#### Description of the task:
For this exercise, repeat every line of the material exactly.
#####
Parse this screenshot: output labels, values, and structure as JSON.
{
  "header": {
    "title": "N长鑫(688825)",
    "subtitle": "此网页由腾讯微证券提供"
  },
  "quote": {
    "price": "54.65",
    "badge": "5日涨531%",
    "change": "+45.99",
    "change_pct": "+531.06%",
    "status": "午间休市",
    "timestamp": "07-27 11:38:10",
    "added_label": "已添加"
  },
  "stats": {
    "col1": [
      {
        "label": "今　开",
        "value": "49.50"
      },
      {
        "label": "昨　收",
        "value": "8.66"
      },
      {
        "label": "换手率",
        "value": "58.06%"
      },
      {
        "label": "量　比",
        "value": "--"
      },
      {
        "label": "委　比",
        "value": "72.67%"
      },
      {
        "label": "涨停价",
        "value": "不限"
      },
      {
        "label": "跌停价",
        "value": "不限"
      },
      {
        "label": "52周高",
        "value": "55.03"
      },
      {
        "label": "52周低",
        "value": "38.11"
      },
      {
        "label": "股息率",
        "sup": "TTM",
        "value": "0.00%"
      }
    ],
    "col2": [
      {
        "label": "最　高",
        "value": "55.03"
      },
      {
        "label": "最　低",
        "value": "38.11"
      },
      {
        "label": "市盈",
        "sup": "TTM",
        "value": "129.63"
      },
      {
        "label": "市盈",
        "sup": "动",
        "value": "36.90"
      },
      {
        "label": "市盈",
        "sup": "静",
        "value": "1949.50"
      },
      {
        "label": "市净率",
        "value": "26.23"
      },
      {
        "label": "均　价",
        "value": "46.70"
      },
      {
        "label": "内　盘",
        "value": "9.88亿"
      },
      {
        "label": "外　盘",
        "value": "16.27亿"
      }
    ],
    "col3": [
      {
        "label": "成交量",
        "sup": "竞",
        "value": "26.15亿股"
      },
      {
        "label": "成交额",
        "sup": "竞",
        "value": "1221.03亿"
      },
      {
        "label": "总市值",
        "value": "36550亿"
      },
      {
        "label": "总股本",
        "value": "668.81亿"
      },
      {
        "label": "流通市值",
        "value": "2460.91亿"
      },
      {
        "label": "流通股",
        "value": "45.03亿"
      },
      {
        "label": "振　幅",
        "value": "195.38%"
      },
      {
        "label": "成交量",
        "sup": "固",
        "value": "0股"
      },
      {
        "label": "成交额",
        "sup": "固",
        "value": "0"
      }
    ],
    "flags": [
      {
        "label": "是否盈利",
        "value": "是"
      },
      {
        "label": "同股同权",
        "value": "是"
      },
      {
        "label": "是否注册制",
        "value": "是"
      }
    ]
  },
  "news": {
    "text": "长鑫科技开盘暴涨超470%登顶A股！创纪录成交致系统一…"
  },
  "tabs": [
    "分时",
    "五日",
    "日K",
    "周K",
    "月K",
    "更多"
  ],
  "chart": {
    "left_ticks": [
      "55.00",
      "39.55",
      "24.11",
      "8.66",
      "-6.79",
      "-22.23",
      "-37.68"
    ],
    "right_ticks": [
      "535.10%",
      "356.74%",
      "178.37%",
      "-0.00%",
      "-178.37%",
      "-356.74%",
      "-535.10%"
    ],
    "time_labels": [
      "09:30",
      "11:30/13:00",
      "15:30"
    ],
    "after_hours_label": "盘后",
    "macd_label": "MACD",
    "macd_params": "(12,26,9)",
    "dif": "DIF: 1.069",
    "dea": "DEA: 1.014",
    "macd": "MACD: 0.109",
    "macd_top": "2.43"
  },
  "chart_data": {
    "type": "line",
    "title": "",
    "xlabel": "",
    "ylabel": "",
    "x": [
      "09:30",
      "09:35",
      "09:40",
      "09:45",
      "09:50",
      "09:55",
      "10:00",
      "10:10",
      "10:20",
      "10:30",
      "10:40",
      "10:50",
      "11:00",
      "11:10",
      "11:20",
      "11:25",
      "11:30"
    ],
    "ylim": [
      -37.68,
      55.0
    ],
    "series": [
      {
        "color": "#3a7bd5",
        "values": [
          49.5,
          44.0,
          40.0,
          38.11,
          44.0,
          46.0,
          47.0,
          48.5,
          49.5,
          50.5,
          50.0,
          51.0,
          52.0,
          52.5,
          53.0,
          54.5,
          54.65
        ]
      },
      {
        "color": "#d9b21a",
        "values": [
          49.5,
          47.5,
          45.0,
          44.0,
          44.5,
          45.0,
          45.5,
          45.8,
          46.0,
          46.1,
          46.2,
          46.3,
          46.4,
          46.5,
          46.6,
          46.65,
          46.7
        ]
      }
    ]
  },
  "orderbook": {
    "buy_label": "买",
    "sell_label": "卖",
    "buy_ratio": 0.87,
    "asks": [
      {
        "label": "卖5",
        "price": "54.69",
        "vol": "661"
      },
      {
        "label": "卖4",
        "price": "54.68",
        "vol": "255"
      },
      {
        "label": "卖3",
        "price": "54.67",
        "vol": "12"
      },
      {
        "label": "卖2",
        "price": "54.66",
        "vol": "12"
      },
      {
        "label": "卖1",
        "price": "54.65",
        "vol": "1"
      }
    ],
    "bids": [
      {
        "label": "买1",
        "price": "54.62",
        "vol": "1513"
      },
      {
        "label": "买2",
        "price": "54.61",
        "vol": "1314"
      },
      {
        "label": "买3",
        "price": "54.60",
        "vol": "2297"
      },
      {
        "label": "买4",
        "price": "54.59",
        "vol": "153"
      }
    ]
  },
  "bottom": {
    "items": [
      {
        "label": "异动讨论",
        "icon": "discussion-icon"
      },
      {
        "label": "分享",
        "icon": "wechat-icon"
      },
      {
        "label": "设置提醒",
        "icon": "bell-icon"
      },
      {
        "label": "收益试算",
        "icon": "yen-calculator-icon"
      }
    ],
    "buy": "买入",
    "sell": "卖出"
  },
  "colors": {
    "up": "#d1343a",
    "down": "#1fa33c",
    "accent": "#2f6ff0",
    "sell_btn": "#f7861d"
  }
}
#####
#### Written solution:
Parse this screenshot: output labels, values, and structure as JSON.
{
  "header": {
    "title": "N长鑫(688825)",
    "subtitle": "此网页由腾讯微证券提供"
  },
  "quote": {
    "price": "54.65",
    "badge": "5日涨531%",
    "change": "+45.99",
    "change_pct": "+531.06%",
    "status": "午间休市",
    "timestamp": "07-27 11:38:10",
    "added_label": "已添加"
  },
  "stats": {
    "col1": [
      {
        "label": "今　开",
        "value": "49.50"
      },
      {
        "label": "昨　收",
        "value": "8.66"
      },
      {
        "label": "换手率",
        "value": "58.06%"
      },
      {
        "label": "量　比",
        "value": "--"
      },
      {
        "label": "委　比",
        "value": "72.67%"
      },
      {
        "label": "涨停价",
        "value": "不限"
      },
      {
        "label": "跌停价",
        "value": "不限"
      },
      {
        "label": "52周高",
        "value": "55.03"
      },
      {
        "label": "52周低",
        "value": "38.11"
      },
      {
        "label": "股息率",
        "sup": "TTM",
        "value": "0.00%"
      }
    ],
    "col2": [
      {
        "label": "最　高",
        "value": "55.03"
      },
      {
        "label": "最　低",
        "value": "38.11"
      },
      {
        "label": "市盈",
        "sup": "TTM",
        "value": "129.63"
      },
      {
        "label": "市盈",
        "sup": "动",
        "value": "36.90"
      },
      {
        "label": "市盈",
        "sup": "静",
        "value": "1949.50"
      },
      {
        "label": "市净率",
        "value": "26.23"
      },
      {
        "label": "均　价",
        "value": "46.70"
      },
      {
        "label": "内　盘",
        "value": "9.88亿"
      },
      {
        "label": "外　盘",
        "value": "16.27亿"
      }
    ],
    "col3": [
      {
        "label": "成交量",
        "sup": "竞",
        "value": "26.15亿股"
      },
      {
        "label": "成交额",
        "sup": "竞",
        "value": "1221.03亿"
      },
      {
        "label": "总市值",
        "value": "36550亿"
      },
      {
        "label": "总股本",
        "value": "668.81亿"
      },
      {
        "label": "流通市值",
        "value": "2460.91亿"
      },
      {
        "label": "流通股",
        "value": "45.03亿"
      },
      {
        "label": "振　幅",
        "value": "195.38%"
      },
      {
        "label": "成交量",
        "sup": "固",
        "value": "0股"
      },
      {
        "label": "成交额",
        "sup": "固",
        "value": "0"
      }
    ],
    "flags": [
      {
        "label": "是否盈利",
        "value": "是"
      },
      {
        "label": "同股同权",
        "value": "是"
      },
      {
        "label": "是否注册制",
        "value": "是"
      }
    ]
  },
  "news": {
    "text": "长鑫科技开盘暴涨超470%登顶A股！创纪录成交致系统一…"
  },
  "tabs": [
    "分时",
    "五日",
    "日K",
    "周K",
    "月K",
    "更多"
  ],
  "chart": {
    "left_ticks": [
      "55.00",
      "39.55",
      "24.11",
      "8.66",
      "-6.79",
      "-22.23",
      "-37.68"
    ],
    "right_ticks": [
      "535.10%",
      "356.74%",
      "178.37%",
      "-0.00%",
      "-178.37%",
      "-356.74%",
      "-535.10%"
    ],
    "time_labels": [
      "09:30",
      "11:30/13:00",
      "15:30"
    ],
    "after_hours_label": "盘后",
    "macd_label": "MACD",
    "macd_params": "(12,26,9)",
    "dif": "DIF: 1.069",
    "dea": "DEA: 1.014",
    "macd": "MACD: 0.109",
    "macd_top": "2.43"
  },
  "chart_data": {
    "type": "line",
    "title": "",
    "xlabel": "",
    "ylabel": "",
    "x": [
      "09:30",
      "09:35",
      "09:40",
      "09:45",
      "09:50",
      "09:55",
      "10:00",
      "10:10",
      "10:20",
      "10:30",
      "10:40",
      "10:50",
      "11:00",
      "11:10",
      "11:20",
      "11:25",
      "11:30"
    ],
    "ylim": [
      -37.68,
      55.0
    ],
    "series": [
      {
        "color": "#3a7bd5",
        "values": [
          49.5,
          44.0,
          40.0,
          38.11,
          44.0,
          46.0,
          47.0,
          48.5,
          49.5,
          50.5,
          50.0,
          51.0,
          52.0,
          52.5,
          53.0,
          54.5,
          54.65
        ]
      },
      {
        "color": "#d9b21a",
        "values": [
          49.5,
          47.5,
          45.0,
          44.0,
          44.5,
          45.0,
          45.5,
          45.8,
          46.0,
          46.1,
          46.2,
          46.3,
          46.4,
          46.5,
          46.6,
          46.65,
          46.7
        ]
      }
    ]
  },
  "orderbook": {
    "buy_label": "买",
    "sell_label": "卖",
    "buy_ratio": 0.87,
    "asks": [
      {
        "label": "卖5",
        "price": "54.69",
        "vol": "661"
      },
      {
        "label": "卖4",
        "price": "54.68",
        "vol": "255"
      },
      {
        "label": "卖3",
        "price": "54.67",
        "vol": "12"
      },
      {
        "label": "卖2",
        "price": "54.66",
        "vol": "12"
      },
      {
        "label": "卖1",
        "price": "54.65",
        "vol": "1"
      }
    ],
    "bids": [
      {
        "label": "买1",
        "price": "54.62",
        "vol": "1513"
      },
      {
        "label": "买2",
        "price": "54.61",
        "vol": "1314"
      },
      {
        "label": "买3",
        "price": "54.60",
        "vol": "2297"
      },
      {
        "label": "买4",
        "price": "54.59",
        "vol": "153"
      }
    ]
  },
  "bottom": {
    "items": [
      {
        "label": "异动讨论",
        "icon": "discussion-icon"
      },
      {
        "label": "分享",
        "icon": "wechat-icon"
      },
      {
        "label": "设置提醒",
        "icon": "bell-icon"
      },
      {
        "label": "收益试算",
        "icon": "yen-calculator-icon"
      }
    ],
    "buy": "买入",
    "sell": "卖出"
  },
  "colors": {
    "up": "#d1343a",
    "down": "#1fa33c",
    "accent": "#2f6ff0",
    "sell_btn": "#f7861d"
  }
}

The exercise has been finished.